→ **WHAT THIS TASK INVOLVES**
Please copy every line with the string "OAuth" from the entries below.

Dataset rows describing interfaces:
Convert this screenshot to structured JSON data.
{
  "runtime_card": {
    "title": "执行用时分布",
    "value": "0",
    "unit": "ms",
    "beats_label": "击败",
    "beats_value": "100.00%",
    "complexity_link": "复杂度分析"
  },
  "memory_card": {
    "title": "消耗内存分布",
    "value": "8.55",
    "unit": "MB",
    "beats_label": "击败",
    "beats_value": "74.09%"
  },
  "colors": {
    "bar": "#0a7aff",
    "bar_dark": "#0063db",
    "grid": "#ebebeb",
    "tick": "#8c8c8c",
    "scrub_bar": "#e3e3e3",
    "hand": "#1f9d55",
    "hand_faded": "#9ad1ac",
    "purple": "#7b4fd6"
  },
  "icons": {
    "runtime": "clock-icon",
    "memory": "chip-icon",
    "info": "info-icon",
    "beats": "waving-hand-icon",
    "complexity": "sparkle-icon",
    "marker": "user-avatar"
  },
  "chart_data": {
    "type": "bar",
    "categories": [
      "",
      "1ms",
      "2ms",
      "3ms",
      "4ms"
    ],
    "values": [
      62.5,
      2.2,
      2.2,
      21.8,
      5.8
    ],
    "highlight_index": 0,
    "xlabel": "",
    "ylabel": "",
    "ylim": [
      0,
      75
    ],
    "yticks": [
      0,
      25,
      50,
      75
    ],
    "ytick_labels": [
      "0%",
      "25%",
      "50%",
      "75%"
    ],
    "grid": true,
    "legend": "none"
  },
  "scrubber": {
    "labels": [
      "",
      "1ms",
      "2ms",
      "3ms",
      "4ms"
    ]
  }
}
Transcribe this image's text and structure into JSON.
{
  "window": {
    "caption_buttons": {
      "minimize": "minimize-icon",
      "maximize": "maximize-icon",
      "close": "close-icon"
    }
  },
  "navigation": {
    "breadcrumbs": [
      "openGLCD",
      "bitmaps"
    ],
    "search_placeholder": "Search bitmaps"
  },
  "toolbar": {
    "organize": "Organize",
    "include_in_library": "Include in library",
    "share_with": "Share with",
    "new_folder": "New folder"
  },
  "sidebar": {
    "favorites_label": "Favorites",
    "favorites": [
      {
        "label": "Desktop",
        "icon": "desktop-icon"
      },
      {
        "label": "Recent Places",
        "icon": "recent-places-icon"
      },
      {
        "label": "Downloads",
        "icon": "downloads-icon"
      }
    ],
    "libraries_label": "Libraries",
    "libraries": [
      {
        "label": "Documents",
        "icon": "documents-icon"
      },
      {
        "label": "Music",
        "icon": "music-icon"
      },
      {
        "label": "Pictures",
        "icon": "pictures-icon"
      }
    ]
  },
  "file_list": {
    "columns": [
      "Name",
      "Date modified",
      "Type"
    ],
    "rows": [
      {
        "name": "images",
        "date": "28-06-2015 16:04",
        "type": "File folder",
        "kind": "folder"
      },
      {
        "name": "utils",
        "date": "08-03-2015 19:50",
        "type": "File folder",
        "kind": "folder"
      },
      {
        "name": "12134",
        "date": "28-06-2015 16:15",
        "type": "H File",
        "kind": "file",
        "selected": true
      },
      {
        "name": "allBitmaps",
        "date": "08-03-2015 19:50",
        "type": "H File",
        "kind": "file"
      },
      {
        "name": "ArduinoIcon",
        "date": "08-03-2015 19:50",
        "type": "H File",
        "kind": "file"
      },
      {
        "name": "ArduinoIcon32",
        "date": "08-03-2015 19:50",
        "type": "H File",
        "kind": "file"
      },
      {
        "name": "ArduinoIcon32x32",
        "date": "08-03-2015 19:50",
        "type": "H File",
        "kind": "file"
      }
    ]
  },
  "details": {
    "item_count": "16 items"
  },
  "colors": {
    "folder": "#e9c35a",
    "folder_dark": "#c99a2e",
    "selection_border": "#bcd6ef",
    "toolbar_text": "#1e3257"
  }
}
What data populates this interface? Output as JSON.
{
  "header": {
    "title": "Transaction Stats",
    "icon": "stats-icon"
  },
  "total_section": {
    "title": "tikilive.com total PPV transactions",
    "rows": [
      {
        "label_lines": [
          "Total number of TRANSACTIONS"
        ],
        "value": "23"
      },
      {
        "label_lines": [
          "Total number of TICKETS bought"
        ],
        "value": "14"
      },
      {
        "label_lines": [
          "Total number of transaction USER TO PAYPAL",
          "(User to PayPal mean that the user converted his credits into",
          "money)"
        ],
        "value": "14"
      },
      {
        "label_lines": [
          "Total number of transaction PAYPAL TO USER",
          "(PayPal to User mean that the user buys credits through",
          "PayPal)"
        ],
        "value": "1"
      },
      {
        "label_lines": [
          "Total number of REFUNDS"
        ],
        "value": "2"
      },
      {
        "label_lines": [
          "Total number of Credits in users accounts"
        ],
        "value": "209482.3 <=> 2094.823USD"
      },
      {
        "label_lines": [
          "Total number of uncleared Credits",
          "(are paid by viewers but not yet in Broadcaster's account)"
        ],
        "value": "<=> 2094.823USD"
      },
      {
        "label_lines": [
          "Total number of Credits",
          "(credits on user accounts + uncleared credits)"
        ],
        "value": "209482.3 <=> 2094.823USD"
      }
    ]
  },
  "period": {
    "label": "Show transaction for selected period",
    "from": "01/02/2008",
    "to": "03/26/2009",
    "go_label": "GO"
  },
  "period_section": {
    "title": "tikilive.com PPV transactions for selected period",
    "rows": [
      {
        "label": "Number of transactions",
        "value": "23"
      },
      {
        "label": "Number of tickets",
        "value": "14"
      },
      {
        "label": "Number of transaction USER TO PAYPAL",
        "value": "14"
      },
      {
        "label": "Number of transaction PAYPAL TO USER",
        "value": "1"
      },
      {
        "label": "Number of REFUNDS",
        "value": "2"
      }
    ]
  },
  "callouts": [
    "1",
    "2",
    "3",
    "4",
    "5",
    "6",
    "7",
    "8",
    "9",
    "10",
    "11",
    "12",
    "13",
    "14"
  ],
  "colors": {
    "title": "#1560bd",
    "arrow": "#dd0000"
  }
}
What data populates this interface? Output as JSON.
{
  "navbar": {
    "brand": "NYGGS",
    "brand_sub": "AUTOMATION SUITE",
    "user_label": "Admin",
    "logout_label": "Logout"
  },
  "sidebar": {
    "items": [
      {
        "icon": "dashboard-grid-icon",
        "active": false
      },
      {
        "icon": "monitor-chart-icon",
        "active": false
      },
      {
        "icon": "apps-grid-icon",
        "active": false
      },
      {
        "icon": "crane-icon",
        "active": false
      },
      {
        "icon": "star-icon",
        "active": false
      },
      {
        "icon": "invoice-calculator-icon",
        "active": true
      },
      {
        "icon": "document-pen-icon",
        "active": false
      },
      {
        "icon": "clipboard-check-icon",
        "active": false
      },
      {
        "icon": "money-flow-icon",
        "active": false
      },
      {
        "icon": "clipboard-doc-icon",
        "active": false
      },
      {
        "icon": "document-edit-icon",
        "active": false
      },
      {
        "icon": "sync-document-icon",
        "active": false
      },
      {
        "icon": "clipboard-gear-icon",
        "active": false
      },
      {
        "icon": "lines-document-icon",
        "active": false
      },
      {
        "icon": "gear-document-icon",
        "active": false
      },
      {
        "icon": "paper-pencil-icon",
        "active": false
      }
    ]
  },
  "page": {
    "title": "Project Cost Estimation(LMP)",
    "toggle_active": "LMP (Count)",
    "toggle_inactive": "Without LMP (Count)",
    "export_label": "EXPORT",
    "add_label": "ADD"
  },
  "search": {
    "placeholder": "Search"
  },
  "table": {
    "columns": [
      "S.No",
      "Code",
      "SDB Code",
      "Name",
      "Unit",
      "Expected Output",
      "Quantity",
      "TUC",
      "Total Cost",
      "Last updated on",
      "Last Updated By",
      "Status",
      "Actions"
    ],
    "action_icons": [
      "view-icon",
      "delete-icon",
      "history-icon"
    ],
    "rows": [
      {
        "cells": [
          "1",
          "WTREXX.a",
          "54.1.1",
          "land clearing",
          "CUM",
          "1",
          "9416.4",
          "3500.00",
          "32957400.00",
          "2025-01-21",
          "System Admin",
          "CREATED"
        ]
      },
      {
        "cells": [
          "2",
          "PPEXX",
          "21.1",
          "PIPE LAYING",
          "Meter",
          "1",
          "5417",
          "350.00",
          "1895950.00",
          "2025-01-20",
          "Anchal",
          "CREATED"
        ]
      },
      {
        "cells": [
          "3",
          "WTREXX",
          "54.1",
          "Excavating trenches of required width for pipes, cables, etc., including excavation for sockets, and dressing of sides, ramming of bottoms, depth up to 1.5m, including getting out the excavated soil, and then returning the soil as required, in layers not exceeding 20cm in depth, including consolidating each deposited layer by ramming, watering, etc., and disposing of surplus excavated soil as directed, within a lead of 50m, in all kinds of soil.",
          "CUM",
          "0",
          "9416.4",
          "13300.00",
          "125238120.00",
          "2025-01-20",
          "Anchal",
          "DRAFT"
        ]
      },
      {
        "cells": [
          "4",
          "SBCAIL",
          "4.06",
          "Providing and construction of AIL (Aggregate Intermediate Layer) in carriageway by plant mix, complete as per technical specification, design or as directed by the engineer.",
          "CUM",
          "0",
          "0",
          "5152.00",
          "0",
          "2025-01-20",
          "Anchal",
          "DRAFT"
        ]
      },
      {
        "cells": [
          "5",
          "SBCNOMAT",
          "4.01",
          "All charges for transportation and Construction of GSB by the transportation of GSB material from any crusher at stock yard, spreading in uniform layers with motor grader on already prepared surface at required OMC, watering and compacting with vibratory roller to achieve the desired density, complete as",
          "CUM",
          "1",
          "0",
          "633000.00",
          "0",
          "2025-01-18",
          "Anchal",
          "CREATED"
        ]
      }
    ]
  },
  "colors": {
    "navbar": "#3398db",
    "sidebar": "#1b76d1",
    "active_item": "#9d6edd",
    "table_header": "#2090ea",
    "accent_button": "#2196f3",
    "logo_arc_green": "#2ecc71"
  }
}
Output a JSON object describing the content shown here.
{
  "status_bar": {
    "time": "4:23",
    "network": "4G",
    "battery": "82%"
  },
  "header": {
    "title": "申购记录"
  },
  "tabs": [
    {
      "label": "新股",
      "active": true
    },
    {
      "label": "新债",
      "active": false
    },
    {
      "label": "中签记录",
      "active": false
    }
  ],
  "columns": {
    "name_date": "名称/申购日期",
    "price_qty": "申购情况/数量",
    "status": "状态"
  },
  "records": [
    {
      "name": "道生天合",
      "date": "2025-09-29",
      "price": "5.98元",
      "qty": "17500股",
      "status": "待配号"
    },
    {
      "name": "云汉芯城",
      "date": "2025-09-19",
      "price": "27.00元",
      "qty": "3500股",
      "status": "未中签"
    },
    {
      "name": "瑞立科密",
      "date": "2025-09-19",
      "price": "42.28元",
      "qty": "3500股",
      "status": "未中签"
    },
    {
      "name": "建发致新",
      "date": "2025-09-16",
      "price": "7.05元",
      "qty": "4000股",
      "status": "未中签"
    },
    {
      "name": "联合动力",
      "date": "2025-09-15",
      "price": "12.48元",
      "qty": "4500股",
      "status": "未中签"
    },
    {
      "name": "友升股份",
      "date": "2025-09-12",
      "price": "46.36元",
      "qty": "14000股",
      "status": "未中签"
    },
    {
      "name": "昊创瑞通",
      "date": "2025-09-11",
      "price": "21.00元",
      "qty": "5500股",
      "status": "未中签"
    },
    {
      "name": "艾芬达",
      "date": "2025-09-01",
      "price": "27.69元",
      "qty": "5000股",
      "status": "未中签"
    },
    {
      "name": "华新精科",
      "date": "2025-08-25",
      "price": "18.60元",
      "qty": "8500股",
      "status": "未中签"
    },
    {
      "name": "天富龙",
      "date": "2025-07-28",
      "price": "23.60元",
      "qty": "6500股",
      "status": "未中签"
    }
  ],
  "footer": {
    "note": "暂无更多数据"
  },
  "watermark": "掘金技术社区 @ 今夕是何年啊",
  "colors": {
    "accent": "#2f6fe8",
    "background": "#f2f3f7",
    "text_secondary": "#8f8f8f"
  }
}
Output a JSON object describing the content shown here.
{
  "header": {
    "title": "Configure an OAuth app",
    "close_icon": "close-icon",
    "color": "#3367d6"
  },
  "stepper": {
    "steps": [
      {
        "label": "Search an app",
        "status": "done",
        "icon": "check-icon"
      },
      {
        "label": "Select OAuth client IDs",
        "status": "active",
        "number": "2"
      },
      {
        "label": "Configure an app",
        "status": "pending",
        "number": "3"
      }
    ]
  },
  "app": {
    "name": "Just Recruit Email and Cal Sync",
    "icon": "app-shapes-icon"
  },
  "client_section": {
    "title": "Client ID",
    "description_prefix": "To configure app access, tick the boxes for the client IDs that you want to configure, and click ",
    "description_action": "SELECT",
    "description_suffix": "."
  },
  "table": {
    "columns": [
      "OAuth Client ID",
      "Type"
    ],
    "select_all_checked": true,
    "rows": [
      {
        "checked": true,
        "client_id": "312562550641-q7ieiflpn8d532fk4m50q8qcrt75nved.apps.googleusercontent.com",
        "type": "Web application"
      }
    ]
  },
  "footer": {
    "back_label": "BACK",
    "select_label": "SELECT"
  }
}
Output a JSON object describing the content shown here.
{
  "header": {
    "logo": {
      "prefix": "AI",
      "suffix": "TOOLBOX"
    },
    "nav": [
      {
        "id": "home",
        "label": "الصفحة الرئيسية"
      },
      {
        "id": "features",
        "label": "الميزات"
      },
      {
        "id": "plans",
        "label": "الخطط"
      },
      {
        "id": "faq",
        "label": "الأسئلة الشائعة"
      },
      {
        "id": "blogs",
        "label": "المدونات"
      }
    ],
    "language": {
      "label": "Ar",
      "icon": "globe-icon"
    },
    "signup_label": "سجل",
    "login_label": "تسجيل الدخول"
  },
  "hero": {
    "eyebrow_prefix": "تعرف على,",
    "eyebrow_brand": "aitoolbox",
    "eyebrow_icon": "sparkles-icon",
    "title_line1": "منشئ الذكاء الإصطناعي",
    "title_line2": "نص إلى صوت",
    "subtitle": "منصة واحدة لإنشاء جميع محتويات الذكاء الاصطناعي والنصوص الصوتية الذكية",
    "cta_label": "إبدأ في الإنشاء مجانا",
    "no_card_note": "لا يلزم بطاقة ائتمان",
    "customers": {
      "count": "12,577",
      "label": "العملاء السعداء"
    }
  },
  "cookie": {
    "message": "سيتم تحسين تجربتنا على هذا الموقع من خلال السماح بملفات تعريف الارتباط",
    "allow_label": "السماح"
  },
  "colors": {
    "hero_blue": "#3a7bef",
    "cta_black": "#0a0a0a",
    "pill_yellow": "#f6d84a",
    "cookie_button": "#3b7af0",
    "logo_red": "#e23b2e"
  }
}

→ **RESPONSE AREA**
    "title": "Configure an OAuth app",
        "label": "Select OAuth client IDs",
      "OAuth Client ID",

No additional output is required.